→ **Requirement**: Read through the records below and copy each line that uses the word "this".

(App and web page records)
┏━━
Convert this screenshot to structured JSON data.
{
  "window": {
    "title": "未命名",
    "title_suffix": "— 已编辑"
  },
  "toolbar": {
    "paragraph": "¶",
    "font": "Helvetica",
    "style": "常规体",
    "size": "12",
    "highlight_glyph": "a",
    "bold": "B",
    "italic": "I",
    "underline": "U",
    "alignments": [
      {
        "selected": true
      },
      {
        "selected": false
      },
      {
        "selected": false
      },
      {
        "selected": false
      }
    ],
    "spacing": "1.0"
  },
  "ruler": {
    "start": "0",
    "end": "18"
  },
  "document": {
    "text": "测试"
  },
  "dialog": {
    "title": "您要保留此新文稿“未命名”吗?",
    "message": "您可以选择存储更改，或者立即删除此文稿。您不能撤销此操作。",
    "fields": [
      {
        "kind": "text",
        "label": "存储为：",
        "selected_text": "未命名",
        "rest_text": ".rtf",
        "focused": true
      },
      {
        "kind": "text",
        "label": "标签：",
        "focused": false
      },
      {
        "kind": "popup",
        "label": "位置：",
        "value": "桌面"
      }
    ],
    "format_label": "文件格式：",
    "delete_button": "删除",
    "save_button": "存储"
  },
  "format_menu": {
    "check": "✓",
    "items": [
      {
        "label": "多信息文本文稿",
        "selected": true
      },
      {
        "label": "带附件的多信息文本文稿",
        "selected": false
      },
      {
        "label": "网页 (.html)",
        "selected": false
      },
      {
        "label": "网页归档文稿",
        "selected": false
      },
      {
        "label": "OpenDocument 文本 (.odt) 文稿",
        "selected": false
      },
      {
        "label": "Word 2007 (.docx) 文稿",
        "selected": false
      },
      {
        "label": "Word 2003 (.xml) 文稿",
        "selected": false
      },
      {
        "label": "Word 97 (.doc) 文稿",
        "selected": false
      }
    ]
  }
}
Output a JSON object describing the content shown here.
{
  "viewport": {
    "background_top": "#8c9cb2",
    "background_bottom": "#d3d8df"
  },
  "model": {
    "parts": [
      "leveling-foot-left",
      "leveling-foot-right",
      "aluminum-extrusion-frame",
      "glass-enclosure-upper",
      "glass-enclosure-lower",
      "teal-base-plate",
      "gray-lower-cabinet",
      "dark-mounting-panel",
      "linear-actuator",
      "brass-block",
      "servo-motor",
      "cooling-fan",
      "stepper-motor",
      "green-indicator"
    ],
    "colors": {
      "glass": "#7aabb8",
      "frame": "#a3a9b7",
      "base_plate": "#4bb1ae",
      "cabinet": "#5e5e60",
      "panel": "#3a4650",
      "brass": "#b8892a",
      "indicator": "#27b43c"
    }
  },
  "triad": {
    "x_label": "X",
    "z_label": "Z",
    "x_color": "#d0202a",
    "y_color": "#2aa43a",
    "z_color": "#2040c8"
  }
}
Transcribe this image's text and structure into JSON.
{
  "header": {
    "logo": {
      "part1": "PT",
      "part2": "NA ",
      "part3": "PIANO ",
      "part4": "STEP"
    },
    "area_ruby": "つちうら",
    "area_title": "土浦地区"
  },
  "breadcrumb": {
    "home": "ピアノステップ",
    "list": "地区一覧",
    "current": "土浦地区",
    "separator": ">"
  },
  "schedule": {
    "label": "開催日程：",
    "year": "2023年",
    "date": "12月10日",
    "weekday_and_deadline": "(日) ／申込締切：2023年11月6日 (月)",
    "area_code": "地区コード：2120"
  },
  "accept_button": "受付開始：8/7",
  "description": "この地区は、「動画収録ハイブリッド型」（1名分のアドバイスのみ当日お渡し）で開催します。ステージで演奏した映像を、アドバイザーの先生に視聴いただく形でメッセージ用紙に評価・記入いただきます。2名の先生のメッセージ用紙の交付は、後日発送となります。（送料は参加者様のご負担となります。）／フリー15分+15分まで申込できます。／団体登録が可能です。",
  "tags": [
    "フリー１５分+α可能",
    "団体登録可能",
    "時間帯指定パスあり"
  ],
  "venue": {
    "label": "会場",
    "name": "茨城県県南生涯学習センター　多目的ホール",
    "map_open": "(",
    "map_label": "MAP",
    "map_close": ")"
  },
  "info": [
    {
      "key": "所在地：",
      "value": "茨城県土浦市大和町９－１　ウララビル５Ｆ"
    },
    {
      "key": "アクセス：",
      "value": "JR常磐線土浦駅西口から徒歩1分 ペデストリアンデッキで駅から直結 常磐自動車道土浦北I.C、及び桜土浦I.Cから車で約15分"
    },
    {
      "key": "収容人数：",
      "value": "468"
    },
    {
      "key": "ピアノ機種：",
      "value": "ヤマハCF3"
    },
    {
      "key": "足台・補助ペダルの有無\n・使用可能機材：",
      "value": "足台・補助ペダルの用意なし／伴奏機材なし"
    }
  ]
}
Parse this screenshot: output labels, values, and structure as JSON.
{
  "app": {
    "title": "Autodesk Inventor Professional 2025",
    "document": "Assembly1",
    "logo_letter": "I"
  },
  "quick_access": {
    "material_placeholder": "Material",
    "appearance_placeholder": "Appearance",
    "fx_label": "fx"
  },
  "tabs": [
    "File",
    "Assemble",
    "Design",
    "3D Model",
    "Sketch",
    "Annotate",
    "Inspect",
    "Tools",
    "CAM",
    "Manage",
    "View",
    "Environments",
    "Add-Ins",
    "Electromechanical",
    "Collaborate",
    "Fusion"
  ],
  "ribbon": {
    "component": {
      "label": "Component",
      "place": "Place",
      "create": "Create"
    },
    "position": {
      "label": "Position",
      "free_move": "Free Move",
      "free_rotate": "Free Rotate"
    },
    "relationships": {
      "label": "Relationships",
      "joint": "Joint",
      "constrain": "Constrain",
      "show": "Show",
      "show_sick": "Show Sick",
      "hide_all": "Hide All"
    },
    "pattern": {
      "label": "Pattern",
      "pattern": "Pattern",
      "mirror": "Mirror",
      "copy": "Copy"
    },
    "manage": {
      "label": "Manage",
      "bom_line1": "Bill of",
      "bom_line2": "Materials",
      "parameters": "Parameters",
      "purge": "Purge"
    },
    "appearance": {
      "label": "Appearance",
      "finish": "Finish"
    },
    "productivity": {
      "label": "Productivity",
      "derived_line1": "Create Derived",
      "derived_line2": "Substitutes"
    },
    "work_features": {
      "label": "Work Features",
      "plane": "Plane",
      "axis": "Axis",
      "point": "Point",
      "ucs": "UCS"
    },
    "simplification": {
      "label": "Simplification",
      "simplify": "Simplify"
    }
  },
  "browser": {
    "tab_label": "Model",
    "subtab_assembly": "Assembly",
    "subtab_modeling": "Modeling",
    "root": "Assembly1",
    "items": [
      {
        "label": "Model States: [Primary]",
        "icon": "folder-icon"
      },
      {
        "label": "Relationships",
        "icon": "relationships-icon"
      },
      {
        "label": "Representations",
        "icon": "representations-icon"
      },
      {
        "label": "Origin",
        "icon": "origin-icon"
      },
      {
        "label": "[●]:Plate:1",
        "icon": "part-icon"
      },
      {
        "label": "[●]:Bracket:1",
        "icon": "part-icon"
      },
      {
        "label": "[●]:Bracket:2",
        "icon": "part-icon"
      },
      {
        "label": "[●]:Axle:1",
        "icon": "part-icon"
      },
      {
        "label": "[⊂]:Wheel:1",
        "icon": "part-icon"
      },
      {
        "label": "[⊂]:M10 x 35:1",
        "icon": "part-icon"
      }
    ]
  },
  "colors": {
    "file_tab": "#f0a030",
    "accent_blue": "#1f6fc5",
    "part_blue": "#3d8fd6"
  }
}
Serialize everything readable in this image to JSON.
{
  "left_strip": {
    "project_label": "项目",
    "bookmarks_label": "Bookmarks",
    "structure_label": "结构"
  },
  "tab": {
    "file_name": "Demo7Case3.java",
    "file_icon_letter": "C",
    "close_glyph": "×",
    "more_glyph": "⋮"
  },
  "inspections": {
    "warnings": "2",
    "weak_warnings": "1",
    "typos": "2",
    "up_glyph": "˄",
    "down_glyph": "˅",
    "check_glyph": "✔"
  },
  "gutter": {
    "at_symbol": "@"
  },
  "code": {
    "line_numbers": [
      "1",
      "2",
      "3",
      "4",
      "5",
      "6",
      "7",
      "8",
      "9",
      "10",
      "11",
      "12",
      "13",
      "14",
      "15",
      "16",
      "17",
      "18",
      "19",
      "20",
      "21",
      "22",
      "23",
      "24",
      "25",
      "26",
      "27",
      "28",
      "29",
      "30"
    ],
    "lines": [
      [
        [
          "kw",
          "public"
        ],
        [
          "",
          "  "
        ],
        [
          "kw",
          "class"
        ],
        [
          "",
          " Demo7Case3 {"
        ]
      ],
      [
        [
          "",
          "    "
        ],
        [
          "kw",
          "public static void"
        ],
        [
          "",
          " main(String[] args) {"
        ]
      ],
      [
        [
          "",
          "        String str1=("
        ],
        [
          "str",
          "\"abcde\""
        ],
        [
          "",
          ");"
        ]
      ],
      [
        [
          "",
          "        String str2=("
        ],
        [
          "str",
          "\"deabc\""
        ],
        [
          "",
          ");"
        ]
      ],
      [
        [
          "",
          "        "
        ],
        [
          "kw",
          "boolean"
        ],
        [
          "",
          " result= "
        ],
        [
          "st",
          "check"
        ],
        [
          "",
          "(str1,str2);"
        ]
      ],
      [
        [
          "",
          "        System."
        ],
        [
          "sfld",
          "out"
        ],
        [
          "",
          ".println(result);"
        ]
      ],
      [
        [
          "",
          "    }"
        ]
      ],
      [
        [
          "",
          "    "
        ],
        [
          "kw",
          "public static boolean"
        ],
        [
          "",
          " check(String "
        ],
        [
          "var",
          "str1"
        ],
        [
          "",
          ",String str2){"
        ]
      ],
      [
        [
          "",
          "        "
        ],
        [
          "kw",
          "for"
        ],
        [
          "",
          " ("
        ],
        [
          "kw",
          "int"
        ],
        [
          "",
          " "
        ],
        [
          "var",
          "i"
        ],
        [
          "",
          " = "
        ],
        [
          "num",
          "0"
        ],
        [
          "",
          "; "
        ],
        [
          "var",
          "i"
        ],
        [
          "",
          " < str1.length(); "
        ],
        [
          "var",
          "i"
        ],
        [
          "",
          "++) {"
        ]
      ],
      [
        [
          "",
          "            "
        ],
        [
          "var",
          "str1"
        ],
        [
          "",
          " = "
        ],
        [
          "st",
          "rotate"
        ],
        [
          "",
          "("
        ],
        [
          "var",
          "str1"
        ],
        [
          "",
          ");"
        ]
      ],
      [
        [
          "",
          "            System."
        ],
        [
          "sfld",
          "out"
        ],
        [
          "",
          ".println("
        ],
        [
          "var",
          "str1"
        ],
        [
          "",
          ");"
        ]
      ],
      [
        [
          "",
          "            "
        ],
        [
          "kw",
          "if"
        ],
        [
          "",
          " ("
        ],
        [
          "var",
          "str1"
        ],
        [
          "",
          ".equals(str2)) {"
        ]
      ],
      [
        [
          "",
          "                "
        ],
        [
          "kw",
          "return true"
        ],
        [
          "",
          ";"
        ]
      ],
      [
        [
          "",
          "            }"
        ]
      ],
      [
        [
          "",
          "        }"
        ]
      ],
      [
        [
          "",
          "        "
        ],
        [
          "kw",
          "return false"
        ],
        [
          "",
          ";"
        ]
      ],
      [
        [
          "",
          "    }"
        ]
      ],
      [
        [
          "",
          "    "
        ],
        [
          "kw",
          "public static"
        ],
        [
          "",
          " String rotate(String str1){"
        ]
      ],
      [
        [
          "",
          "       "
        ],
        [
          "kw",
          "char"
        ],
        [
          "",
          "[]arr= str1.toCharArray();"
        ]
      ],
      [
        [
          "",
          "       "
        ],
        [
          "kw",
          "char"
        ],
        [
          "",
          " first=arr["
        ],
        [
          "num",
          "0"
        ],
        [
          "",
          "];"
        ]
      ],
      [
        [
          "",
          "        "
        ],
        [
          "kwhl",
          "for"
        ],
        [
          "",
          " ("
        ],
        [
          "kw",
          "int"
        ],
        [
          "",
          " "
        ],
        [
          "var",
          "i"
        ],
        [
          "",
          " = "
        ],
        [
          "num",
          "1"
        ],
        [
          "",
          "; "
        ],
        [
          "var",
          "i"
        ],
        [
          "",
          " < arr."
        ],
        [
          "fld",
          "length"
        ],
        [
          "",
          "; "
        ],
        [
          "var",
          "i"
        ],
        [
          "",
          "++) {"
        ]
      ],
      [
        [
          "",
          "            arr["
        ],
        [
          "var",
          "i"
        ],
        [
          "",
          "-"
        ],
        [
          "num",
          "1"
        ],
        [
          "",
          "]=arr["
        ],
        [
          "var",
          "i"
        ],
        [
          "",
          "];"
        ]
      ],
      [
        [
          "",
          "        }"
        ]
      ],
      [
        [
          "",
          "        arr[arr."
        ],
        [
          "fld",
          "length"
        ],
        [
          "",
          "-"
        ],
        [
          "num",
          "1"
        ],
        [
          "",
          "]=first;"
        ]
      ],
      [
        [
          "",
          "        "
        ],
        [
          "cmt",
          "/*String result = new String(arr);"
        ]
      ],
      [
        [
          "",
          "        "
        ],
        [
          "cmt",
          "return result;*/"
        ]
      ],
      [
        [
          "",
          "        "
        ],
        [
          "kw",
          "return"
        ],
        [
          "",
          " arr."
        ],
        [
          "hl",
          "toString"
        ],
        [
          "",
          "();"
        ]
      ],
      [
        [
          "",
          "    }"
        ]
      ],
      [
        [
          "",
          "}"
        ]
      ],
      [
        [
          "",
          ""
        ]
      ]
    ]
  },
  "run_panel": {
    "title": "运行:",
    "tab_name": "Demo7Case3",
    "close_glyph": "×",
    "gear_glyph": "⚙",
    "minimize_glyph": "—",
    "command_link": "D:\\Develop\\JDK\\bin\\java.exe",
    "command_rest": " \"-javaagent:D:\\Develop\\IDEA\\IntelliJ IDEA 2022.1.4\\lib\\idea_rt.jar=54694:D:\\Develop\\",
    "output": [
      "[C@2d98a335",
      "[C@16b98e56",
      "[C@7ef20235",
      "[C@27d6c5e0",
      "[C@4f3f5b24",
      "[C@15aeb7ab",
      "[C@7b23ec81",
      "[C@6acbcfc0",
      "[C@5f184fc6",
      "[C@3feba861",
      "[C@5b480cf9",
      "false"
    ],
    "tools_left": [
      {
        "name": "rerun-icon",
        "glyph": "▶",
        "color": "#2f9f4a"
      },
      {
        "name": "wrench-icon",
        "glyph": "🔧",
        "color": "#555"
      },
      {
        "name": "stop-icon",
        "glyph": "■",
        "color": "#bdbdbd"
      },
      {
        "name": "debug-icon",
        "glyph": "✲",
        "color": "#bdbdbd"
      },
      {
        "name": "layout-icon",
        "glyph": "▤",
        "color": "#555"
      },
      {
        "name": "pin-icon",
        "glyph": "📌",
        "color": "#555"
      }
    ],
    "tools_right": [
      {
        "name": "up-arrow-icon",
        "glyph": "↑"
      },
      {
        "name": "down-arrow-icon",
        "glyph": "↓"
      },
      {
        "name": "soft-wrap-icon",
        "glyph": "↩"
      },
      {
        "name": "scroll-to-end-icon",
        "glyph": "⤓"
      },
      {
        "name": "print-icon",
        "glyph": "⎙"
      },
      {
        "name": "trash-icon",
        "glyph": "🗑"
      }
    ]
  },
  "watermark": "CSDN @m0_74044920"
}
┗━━
→ **Written answer**:
Convert this screenshot to structured JSON data.
Transcribe this image's text and structure into JSON.
Parse this screenshot: output labels, values, and structure as JSON.
Serialize everything readable in this image to JSON.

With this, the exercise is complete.